Work instruction →
Could you copy every line of the data that contains "chat"?

Input for this task →

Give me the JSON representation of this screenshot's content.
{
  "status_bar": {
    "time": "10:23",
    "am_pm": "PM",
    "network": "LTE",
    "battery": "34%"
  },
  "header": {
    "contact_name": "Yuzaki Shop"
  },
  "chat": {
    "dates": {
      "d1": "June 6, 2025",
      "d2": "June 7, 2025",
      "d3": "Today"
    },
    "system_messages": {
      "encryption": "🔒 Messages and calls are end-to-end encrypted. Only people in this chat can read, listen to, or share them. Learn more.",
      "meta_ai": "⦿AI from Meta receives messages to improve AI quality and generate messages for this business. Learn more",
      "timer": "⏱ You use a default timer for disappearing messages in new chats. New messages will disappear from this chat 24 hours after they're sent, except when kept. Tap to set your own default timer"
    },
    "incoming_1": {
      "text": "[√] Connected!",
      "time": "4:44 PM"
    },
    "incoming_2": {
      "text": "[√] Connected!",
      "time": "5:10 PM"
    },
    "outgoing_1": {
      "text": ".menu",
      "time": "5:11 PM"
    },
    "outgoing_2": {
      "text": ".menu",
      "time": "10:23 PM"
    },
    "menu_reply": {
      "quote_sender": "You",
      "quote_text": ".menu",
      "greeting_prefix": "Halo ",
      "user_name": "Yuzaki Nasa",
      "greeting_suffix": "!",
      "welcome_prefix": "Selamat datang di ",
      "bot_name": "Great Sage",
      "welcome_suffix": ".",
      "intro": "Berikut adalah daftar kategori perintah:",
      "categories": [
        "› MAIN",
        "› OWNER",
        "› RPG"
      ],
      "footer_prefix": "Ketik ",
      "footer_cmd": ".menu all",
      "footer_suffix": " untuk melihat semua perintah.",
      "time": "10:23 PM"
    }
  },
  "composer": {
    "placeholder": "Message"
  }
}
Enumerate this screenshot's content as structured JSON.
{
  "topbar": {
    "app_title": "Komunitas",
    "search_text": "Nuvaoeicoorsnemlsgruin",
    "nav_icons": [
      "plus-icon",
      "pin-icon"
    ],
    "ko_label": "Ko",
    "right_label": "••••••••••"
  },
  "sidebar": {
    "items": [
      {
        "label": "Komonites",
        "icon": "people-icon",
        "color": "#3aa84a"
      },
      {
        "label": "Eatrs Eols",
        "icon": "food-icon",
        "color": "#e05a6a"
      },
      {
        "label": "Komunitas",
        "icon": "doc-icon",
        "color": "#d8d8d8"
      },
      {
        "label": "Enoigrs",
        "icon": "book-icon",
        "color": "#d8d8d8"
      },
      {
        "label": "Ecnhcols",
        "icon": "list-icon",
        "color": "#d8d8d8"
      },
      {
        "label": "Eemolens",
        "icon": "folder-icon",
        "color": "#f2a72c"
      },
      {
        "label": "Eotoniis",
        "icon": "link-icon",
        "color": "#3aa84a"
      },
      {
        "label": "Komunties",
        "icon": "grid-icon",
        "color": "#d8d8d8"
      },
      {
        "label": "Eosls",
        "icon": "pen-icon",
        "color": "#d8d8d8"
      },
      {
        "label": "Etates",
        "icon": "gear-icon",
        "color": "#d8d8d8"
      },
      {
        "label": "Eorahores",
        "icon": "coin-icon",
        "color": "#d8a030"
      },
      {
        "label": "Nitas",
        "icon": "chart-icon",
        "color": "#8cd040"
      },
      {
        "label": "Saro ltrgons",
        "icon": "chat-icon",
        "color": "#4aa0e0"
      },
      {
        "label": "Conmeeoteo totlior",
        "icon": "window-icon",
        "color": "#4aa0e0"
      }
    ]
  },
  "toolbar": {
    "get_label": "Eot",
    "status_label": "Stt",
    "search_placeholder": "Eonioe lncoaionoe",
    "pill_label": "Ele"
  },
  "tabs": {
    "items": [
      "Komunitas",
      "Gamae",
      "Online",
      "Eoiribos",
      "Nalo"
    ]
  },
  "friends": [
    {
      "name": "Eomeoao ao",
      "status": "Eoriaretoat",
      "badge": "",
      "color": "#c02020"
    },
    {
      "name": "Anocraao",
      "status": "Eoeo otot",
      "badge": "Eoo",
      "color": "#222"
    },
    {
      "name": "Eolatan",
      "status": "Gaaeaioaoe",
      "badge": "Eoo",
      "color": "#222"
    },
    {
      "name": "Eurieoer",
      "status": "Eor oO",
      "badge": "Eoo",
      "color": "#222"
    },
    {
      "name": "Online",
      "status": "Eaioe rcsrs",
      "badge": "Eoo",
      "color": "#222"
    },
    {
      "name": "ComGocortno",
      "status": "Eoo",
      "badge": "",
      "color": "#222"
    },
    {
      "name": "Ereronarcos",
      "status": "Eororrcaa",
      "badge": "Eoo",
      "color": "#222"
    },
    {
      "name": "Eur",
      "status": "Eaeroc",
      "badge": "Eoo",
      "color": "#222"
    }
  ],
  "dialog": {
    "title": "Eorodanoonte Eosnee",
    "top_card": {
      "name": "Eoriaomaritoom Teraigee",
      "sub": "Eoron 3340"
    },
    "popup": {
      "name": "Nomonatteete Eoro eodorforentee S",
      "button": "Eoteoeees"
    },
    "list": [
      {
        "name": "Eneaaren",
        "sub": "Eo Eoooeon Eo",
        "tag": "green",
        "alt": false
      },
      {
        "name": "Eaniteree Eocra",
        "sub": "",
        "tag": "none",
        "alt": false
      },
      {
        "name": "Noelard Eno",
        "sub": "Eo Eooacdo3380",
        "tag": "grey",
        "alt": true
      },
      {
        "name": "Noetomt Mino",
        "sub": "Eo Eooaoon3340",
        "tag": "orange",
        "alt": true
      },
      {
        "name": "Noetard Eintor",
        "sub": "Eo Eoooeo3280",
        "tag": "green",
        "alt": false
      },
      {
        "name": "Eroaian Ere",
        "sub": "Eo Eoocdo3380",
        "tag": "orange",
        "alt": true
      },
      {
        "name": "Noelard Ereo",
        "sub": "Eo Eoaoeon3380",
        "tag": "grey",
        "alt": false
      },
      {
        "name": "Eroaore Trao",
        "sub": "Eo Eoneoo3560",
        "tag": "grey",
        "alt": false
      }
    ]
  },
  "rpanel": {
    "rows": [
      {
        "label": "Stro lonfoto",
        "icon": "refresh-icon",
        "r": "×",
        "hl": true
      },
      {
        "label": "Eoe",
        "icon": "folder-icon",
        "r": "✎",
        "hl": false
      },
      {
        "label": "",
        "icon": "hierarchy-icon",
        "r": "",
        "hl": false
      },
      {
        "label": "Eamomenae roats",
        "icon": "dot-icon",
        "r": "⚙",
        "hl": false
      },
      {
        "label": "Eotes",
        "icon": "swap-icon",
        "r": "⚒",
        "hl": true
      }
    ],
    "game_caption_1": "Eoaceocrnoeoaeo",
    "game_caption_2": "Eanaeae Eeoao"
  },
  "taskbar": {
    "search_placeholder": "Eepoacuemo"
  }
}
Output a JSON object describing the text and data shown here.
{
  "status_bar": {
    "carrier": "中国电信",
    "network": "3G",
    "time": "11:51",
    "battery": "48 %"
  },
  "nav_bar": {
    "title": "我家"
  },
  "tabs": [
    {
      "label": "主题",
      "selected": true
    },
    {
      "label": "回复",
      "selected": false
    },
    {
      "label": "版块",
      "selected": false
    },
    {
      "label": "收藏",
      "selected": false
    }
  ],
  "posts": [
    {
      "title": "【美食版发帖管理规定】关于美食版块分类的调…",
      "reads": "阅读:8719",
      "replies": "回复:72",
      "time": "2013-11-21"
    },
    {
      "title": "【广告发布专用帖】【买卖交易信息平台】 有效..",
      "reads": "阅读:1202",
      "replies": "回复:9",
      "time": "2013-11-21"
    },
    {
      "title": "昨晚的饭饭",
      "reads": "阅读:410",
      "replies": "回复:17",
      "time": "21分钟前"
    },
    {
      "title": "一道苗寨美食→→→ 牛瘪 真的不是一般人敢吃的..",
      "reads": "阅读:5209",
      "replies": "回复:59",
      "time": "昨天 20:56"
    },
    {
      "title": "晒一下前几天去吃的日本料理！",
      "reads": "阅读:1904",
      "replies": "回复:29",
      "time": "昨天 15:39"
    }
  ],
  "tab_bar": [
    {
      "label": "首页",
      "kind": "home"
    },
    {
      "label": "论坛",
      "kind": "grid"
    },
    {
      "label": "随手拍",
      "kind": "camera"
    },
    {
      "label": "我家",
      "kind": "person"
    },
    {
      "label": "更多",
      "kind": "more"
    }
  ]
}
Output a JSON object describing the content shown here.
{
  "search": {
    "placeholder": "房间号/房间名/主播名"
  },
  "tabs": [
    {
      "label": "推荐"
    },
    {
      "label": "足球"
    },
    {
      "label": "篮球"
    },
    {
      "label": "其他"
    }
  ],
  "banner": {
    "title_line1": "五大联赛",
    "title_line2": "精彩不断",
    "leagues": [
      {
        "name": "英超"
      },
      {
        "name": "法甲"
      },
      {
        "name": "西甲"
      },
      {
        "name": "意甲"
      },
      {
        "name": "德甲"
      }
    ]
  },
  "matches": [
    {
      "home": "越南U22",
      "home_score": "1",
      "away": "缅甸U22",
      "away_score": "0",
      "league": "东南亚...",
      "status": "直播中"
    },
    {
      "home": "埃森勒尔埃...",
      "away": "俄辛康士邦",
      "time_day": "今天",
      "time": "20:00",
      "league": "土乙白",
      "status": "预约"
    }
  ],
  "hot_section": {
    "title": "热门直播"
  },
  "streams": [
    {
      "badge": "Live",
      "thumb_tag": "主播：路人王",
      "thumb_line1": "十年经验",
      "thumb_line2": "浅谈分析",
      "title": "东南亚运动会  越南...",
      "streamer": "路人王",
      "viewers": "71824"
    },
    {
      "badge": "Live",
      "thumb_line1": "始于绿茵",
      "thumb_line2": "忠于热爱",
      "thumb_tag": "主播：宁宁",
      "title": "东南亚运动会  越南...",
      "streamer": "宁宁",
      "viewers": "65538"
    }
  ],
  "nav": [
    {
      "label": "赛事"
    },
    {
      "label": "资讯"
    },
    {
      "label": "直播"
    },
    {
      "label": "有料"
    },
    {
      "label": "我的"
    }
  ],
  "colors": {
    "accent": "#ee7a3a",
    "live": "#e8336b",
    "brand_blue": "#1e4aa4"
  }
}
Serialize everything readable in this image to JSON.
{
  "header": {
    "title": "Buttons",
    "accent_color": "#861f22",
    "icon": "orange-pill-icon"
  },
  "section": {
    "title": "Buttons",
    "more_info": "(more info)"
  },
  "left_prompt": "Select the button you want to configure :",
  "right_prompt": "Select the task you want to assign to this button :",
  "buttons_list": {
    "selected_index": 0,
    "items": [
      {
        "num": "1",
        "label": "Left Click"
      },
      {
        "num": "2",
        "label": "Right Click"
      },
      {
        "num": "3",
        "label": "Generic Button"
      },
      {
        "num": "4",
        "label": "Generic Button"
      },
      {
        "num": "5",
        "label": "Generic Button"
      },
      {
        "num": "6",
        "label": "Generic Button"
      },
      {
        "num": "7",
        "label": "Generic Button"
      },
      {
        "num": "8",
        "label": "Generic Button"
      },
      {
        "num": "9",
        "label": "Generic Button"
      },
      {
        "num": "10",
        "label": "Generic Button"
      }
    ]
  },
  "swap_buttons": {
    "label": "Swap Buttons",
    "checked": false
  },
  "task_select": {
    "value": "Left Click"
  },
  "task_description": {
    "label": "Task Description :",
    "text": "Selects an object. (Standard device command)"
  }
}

Answer for this exercise →
  "chat": {
      "encryption": "🔒 Messages and calls are end-to-end encrypted. Only people in this chat can read, listen to, or share them. Learn more.",
      "timer": "⏱ You use a default timer for disappearing messages in new chats. New messages will disappear from this chat 24 hours after they're sent, except when kept. Tap to set your own default timer"
        "icon": "chat-icon",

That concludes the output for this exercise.